Now the front of your car is up in the air and the fill plug is still out. Gently drive off the ramp. When you do and the car is level oil will run out the fill hole. Let it drain out until it stops. It wont be much. The oil level is right when its up to the lower edge of this hole. In fact once a year you should take the fill plug out with the car level and add some oil if it isnt. Catch the oil with a rag or a pan and put the fill plug back in. Put the plastic under fender on and you are done!
I would also remove one of the front wheels and check your disc brake pads pretty soon if you havnt done so already. Turn the steering wheel all the way to the left (for the left wheel) before you remove the wheel and youll see the caliper and the pads. By now they just might be pretty worn out.
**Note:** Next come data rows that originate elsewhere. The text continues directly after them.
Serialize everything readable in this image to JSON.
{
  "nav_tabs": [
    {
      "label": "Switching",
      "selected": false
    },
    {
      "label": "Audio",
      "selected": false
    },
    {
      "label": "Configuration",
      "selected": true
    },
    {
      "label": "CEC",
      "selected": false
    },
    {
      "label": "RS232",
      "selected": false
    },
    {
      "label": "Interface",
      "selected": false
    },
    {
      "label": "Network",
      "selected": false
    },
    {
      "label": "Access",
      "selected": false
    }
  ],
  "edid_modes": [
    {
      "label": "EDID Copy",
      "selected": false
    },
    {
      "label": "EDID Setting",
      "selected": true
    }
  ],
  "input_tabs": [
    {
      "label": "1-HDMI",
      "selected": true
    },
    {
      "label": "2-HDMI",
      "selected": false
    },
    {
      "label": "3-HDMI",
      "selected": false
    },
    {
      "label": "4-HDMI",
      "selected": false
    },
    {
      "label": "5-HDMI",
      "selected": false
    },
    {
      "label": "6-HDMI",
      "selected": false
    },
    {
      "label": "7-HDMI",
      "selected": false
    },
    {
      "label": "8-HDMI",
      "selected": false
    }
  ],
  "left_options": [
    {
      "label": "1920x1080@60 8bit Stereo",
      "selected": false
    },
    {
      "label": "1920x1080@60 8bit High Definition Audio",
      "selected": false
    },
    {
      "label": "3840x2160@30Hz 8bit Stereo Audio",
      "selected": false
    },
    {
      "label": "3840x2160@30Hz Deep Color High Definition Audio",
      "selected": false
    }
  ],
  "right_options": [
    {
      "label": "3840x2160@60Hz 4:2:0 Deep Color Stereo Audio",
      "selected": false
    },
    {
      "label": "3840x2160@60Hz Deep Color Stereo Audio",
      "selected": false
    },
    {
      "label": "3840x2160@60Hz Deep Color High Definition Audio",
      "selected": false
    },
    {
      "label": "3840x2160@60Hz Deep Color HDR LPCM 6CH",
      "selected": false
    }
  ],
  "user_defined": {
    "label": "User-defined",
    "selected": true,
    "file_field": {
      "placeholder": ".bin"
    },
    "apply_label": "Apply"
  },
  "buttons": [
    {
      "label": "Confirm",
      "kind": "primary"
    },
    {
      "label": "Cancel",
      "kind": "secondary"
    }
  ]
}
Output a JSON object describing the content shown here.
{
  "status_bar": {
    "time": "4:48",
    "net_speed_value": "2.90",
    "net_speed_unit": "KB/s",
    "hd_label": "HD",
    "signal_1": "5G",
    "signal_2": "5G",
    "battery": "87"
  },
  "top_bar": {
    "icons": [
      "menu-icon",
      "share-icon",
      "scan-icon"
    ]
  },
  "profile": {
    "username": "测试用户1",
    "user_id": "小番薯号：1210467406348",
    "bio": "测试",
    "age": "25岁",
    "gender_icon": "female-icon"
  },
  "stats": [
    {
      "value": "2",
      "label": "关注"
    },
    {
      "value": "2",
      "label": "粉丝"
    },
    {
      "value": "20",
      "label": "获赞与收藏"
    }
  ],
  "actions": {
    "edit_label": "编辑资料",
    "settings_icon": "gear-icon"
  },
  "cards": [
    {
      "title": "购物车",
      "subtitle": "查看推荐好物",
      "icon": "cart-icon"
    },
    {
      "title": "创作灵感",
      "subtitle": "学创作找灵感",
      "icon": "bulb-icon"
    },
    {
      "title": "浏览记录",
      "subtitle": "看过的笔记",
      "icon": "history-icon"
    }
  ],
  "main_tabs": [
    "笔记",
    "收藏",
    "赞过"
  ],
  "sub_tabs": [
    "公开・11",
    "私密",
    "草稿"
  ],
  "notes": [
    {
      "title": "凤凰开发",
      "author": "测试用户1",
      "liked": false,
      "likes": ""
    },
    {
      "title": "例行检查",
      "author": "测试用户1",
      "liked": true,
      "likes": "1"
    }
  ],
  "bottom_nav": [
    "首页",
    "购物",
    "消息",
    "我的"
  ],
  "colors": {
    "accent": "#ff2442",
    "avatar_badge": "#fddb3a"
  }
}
Maybe not!
At 60k miles your engine is due for a valve clearance adjustment. I have written up a proceedure in this forum how to CHECK the clearances yourself if you want to. The clearance is most likely fine...these shim and bucket arrangements hold the clearance pretty good. Id say 19 out of 20 ECHOs are still good at 60k miles. If its bad though you want it adjusted. You can burn a valve and need a valve job if there isnt enough clearance. The dealer will have to adjust it. It might be very expensive like $500. But it probably doesnt need it and youll most likely be fine to let it go. But if you want to post me.
I would have the rear brakes checked by the dealer. Or if you are adventureous you can do it. Remove the rear wheels and brake drums. Toyota drums often get really stuck on.
Also when you change the oil on ramps each time you do check the boots on the axle joints. The ones next to each wheel go first. (they steer as well as rotate) They can crack and all the grease come out, ruining the axle. A moot point I guess because its as expensive to take the old axles out and put on new booots as it it to have rebui;t axles installed. The new boots last much longer. My 1980Sunaru they went every 60 k miles. My daughters Camry went at 100k. (1992)
Keep changing your oil every 3k miles and check the air filter once a year. Your plugs are probably good for the life of the car. If you do this your ECHO will last 20 years. It is an incredibly well made little car.
Thats all I can think of. Maybe Ill think of mmore later.
#5235 of 5822 maintenance shcedule
May 05, 2007 (7:07 am)
I have a 2001 ECHO with 149K. Is there a maintenance schedule interval at 150K and thereafter? What things might be included??